As of 2011, there have been no formal trials performed to study the efficacy or safety of Kratom to treat opioid addiction. The pharmacological effects of Kratom on humans are not well studied. Its metabolic half-life protein binding and elimination characteristics are all unknown. Kratom behaves as a u-opioid receptor agonist, similar to opiates like morphine, although its effects differ significantly from those of opiates.
Kratom does not appear to have significant adverse effects, and in particular appears not to cause the hypoventilation typical of other opioids. Compulsive use has been reported among drug users who inject opioids, and those who use opioids to manage pain without direction from medical professionals.
The DEA warns the leaves from Kratom trees are widely available on the internet and sold as crushed leaves that can be smoked or steeped in tea. The kratom leaf is native to Southeast Asia. However, it’s banned there but it’s legal in the US, leaving several wondering why.
The DEA says Kratom can lead to addiction. At low doses users report alertness and energy and at high doses, the drug produces sedative effects. According to the DEA, there is no legitimate use for Kratom but they’re still conducting research on the possible dangers of using the drug.
Side effects associated with chronic Kratom use include constipation, loss of appetite and weight loss and darkening of the skin color on the face. Chronic use has been associated with bowel obstruction. Chronic users have also reported withdrawal symptoms including irritability, runny nose and diarrhea. Withdrawal is generally mild and short-lived, and may be treated with dihydrocodeine and lofexidine.
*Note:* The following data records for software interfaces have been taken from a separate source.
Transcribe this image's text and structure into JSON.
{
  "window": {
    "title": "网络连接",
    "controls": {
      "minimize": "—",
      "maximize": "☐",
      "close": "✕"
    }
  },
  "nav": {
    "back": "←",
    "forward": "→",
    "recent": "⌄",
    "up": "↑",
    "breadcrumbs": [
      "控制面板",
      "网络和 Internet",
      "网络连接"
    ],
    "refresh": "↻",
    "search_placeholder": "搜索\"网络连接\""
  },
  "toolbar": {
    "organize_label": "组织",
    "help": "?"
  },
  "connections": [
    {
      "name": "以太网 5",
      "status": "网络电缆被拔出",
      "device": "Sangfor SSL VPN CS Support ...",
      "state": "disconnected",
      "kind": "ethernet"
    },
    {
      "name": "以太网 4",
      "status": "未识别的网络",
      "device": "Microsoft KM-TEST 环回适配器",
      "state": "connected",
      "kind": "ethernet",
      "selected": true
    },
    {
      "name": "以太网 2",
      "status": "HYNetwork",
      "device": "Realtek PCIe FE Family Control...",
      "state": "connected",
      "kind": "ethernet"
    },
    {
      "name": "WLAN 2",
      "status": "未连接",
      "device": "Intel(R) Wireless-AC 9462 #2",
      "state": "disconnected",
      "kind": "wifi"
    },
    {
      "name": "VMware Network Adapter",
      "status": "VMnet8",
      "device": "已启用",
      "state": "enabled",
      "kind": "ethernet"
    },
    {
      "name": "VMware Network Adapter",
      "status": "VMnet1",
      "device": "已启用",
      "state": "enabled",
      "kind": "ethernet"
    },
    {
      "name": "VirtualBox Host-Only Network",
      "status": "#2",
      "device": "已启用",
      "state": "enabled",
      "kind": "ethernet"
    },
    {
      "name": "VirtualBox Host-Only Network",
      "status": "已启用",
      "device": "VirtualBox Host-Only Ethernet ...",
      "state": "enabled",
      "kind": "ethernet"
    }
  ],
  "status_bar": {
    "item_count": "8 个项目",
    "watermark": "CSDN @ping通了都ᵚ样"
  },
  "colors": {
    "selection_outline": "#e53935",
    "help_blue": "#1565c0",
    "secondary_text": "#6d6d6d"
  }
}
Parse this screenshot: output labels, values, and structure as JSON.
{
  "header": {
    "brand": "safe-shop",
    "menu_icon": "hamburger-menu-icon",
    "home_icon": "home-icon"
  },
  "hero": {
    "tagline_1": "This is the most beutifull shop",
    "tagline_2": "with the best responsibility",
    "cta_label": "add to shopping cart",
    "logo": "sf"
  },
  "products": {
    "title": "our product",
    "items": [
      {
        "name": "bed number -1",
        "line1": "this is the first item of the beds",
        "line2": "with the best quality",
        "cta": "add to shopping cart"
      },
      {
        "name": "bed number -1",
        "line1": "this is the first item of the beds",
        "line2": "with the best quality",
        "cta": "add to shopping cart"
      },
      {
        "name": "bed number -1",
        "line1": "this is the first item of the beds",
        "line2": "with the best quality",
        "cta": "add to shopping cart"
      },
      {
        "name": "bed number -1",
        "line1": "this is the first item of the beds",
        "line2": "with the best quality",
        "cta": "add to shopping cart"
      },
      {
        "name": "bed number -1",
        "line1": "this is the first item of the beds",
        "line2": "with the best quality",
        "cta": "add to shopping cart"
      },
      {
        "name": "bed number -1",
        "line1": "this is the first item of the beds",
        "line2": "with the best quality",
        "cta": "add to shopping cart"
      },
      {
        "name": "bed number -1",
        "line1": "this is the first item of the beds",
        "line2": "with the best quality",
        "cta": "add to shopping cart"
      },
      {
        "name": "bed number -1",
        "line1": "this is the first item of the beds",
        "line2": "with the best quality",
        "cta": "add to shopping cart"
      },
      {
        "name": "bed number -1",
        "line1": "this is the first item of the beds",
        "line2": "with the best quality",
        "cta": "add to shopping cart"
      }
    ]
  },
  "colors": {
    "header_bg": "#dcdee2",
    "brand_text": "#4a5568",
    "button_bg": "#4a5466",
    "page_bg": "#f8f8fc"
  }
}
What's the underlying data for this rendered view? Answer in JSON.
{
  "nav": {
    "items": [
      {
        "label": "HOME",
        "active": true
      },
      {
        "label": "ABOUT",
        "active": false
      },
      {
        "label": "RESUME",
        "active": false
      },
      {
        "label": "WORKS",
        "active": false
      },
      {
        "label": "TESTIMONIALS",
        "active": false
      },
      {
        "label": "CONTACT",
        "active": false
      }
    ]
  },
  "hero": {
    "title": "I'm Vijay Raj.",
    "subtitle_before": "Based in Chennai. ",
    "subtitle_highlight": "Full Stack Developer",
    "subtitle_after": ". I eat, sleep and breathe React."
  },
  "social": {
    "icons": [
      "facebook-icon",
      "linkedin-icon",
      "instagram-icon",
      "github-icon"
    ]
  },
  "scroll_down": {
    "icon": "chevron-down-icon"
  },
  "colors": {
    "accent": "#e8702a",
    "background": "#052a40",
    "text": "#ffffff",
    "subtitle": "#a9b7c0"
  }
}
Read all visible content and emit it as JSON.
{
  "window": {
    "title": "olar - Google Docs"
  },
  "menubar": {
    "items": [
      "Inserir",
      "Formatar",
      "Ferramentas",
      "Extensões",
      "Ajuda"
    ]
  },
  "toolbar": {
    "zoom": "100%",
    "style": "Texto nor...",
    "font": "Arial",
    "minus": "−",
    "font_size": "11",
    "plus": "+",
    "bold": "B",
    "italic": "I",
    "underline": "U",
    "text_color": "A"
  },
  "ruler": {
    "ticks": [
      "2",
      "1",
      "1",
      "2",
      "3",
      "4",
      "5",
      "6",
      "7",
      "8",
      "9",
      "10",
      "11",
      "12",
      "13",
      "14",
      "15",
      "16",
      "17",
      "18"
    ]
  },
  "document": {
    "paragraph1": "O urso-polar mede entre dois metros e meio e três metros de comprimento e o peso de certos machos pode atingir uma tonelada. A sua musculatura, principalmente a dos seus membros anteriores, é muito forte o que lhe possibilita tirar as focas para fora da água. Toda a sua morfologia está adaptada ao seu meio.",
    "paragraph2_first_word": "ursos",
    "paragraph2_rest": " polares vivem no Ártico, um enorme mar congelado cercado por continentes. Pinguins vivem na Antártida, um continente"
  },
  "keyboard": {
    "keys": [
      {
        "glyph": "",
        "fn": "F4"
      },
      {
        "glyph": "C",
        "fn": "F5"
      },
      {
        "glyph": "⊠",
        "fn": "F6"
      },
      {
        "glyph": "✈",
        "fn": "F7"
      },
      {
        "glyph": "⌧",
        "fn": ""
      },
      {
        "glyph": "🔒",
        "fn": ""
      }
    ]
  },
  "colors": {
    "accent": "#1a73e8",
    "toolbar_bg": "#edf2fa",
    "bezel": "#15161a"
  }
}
Three cases reported documented deaths involving kratom. Other drugs were used in all cases and in one, Kratom was speculated to possibly be the primary cause of death. In 1975, there was an isolated report of serious adverse effects such as psychosis, hallucinations, convulsions and confusion among five individuals who had used kratom daily for 10-35 years.